- **PROVIDED DATA**
= = = = = = =

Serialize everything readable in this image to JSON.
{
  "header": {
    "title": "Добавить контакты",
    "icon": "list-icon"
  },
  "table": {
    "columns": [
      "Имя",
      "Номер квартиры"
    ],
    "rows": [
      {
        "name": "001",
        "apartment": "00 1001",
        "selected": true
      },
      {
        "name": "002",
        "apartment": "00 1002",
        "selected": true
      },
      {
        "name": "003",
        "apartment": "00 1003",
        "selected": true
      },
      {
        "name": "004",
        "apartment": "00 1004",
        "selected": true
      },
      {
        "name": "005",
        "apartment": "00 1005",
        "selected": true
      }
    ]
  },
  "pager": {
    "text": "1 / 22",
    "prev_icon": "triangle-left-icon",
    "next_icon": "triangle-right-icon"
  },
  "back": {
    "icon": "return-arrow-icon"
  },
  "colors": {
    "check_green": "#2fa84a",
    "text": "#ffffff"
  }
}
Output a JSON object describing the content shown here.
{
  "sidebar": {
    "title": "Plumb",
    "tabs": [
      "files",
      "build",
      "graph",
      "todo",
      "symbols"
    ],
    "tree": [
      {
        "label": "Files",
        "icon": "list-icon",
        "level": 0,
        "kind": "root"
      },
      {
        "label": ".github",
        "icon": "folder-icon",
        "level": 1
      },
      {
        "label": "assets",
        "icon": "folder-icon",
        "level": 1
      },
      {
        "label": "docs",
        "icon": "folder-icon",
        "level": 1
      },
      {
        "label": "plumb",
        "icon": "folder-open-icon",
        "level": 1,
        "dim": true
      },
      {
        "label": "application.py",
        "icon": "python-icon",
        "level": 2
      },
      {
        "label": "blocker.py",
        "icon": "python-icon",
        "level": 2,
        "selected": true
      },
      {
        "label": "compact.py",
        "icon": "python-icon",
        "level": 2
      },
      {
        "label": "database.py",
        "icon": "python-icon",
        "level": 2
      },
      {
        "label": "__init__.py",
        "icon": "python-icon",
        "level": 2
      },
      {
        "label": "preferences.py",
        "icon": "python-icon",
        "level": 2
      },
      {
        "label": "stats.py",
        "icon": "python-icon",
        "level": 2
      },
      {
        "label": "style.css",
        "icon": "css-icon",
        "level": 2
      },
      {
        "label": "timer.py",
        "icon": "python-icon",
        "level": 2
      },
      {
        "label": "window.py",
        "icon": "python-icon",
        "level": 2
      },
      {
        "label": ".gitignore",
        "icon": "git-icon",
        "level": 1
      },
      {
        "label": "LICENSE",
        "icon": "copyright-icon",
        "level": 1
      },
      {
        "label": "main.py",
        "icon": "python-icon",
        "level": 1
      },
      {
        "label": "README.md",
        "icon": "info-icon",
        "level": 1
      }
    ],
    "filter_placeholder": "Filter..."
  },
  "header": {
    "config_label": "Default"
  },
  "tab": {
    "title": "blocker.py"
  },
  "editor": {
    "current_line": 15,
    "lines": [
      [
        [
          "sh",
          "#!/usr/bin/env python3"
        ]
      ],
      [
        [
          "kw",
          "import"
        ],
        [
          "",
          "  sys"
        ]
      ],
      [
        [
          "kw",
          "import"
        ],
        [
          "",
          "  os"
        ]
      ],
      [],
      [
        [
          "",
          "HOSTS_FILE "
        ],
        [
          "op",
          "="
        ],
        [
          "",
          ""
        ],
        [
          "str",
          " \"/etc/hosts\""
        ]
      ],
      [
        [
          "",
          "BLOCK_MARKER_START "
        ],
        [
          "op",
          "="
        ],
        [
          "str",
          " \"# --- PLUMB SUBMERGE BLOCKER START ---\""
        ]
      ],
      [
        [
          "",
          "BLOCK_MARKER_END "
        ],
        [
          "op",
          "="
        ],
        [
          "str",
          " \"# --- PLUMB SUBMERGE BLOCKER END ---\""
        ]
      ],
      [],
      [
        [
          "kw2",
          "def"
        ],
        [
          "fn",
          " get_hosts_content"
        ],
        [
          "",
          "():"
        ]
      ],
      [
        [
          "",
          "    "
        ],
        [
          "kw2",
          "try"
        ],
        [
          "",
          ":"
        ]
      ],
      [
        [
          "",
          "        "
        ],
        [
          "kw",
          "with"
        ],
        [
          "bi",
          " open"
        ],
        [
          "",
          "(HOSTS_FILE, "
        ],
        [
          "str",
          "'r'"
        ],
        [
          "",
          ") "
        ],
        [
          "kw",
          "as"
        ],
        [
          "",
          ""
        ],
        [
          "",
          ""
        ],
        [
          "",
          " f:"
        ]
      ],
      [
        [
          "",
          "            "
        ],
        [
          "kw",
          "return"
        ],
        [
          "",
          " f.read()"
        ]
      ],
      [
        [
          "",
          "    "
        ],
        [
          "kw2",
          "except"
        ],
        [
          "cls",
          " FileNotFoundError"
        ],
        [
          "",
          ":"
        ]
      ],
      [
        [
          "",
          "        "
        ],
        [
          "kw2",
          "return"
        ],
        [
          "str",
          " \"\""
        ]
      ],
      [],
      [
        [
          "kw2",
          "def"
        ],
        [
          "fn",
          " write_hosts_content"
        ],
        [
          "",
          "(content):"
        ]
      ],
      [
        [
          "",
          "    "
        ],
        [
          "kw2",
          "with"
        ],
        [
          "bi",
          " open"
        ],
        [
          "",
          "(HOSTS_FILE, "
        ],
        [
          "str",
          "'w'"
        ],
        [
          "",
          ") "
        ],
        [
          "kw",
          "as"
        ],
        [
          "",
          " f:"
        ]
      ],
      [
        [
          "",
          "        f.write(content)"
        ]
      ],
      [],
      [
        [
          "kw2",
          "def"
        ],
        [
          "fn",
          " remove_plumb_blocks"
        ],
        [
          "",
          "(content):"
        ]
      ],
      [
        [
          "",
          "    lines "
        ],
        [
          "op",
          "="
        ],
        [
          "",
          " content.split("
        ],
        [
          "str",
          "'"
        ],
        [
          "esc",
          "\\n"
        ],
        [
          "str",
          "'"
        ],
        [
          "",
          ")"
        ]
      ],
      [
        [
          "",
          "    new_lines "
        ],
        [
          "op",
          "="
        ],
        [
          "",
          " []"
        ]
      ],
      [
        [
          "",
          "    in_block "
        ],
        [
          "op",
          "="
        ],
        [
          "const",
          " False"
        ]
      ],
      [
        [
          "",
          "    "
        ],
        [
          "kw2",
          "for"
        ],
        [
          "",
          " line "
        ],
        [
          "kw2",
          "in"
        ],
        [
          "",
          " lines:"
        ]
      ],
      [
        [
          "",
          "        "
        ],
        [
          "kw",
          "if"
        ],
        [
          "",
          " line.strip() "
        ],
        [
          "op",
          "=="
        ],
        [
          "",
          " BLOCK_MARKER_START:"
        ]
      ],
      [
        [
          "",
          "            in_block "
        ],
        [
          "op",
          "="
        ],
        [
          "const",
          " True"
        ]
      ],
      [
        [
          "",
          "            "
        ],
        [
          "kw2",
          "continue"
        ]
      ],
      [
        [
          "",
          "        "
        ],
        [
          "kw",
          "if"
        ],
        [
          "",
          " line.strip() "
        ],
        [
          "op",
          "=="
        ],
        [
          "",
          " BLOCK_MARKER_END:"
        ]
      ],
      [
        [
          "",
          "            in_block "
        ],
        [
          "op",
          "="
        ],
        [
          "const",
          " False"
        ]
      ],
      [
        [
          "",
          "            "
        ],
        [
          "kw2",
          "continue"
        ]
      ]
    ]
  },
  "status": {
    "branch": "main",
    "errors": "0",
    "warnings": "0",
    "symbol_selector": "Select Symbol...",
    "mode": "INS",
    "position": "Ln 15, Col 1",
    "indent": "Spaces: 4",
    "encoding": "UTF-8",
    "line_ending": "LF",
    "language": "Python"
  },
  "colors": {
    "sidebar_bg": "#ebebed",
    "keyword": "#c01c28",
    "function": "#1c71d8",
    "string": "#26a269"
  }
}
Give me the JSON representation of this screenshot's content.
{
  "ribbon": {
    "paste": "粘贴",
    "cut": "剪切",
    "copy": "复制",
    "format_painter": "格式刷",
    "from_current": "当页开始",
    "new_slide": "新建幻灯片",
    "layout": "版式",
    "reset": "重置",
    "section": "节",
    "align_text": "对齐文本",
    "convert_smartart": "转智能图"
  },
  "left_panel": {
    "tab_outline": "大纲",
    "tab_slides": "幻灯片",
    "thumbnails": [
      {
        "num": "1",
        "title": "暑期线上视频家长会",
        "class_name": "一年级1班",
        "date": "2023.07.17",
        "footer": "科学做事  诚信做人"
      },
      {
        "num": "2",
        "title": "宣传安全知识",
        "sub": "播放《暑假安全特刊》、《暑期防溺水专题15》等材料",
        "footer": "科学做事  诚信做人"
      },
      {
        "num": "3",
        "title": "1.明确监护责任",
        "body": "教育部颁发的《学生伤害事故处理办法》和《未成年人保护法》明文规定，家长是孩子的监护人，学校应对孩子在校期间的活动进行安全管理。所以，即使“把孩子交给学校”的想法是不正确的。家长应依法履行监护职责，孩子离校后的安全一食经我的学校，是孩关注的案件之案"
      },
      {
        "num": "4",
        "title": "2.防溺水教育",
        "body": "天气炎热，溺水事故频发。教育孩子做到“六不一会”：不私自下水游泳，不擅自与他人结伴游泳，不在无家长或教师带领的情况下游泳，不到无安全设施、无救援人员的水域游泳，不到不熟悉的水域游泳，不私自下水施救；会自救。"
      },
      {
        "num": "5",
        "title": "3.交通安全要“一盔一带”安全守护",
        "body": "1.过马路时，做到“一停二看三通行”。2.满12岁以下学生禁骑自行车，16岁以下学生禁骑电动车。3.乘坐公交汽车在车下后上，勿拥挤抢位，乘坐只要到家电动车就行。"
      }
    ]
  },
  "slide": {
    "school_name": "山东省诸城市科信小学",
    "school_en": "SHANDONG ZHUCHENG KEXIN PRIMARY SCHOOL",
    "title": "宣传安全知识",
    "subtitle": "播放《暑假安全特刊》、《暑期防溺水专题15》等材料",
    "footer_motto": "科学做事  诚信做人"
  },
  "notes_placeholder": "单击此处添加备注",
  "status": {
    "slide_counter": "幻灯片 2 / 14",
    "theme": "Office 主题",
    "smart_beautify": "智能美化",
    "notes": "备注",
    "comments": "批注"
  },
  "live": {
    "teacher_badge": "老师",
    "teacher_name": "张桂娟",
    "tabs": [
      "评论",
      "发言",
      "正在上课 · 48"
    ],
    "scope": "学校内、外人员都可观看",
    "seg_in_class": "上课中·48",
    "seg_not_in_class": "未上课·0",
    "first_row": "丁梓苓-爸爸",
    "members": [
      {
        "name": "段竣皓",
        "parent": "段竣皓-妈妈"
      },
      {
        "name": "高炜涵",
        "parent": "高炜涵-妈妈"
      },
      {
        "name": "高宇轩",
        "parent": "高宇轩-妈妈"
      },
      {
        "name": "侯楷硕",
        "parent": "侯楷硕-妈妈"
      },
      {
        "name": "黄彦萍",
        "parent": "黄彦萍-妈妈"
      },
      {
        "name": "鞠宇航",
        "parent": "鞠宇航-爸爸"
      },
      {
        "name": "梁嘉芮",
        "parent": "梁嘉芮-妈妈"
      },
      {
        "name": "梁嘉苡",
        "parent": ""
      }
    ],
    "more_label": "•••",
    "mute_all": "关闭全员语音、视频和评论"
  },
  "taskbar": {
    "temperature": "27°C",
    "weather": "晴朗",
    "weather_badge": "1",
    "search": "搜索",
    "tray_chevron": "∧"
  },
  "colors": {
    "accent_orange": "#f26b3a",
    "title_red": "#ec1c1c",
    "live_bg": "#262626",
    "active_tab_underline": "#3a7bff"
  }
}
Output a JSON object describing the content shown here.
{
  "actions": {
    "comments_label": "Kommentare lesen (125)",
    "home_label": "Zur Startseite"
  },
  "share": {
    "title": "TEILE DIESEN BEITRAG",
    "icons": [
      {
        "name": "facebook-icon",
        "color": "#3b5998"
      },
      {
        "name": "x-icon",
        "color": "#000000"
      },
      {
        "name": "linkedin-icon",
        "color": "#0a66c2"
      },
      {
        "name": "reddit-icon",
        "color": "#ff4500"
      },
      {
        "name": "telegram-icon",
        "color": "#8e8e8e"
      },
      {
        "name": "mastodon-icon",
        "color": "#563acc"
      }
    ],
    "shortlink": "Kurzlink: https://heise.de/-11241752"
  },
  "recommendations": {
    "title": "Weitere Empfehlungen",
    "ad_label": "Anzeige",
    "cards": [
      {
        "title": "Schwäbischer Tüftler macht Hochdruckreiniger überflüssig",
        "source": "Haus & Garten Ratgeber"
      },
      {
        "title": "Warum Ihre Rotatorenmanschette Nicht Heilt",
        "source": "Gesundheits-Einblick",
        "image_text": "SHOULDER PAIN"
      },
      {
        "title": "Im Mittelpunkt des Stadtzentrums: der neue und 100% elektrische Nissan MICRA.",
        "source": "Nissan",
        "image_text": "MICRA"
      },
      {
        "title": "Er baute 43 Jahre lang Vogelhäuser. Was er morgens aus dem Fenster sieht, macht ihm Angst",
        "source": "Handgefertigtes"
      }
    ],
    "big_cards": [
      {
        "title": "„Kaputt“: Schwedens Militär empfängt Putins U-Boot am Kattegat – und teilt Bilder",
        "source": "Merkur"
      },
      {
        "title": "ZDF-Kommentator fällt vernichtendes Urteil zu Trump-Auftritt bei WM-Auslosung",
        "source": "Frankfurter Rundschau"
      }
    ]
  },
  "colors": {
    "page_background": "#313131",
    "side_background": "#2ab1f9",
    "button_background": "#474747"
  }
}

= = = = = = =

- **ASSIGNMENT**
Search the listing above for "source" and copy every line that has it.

- **ANSWER BELOW**
        "source": "Haus & Garten Ratgeber"
        "source": "Gesundheits-Einblick",
        "source": "Nissan",
        "source": "Handgefertigtes"
        "source": "Merkur"
        "source": "Frankfurter Rundschau"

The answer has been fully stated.